- TASK:
Would you please write out each entry that follows, exactly as written?

*-*-*

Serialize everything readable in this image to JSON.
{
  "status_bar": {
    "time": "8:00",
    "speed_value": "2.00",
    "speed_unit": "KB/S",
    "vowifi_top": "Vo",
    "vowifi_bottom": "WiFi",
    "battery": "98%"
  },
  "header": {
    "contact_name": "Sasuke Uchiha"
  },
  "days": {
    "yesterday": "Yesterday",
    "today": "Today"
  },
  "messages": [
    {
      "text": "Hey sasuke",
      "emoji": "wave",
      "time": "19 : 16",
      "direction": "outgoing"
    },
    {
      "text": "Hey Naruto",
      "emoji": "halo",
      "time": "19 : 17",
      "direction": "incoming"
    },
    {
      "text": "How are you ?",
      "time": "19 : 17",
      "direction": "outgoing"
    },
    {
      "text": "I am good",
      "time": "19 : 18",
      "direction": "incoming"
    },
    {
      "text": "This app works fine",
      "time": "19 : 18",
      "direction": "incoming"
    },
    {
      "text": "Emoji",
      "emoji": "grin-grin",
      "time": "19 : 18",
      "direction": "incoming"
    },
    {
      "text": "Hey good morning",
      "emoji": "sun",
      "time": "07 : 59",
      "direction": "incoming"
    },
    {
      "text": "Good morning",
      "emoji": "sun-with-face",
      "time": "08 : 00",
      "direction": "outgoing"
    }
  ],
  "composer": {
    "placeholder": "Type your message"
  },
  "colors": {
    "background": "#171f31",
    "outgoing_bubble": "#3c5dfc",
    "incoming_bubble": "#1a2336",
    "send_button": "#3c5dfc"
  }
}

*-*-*

- TASK OUTPUT:
Serialize everything readable in this image to JSON.
{
  "status_bar": {
    "time": "8:00",
    "speed_value": "2.00",
    "speed_unit": "KB/S",
    "vowifi_top": "Vo",
    "vowifi_bottom": "WiFi",
    "battery": "98%"
  },
  "header": {
    "contact_name": "Sasuke Uchiha"
  },
  "days": {
    "yesterday": "Yesterday",
    "today": "Today"
  },
  "messages": [
    {
      "text": "Hey sasuke",
      "emoji": "wave",
      "time": "19 : 16",
      "direction": "outgoing"
    },
    {
      "text": "Hey Naruto",
      "emoji": "halo",
      "time": "19 : 17",
      "direction": "incoming"
    },
    {
      "text": "How are you ?",
      "time": "19 : 17",
      "direction": "outgoing"
    },
    {
      "text": "I am good",
      "time": "19 : 18",
      "direction": "incoming"
    },
    {
      "text": "This app works fine",
      "time": "19 : 18",
      "direction": "incoming"
    },
    {
      "text": "Emoji",
      "emoji": "grin-grin",
      "time": "19 : 18",
      "direction": "incoming"
    },
    {
      "text": "Hey good morning",
      "emoji": "sun",
      "time": "07 : 59",
      "direction": "incoming"
    },
    {
      "text": "Good morning",
      "emoji": "sun-with-face",
      "time": "08 : 00",
      "direction": "outgoing"
    }
  ],
  "composer": {
    "placeholder": "Type your message"
  },
  "colors": {
    "background": "#171f31",
    "outgoing_bubble": "#3c5dfc",
    "incoming_bubble": "#1a2336",
    "send_button": "#3c5dfc"
  }
}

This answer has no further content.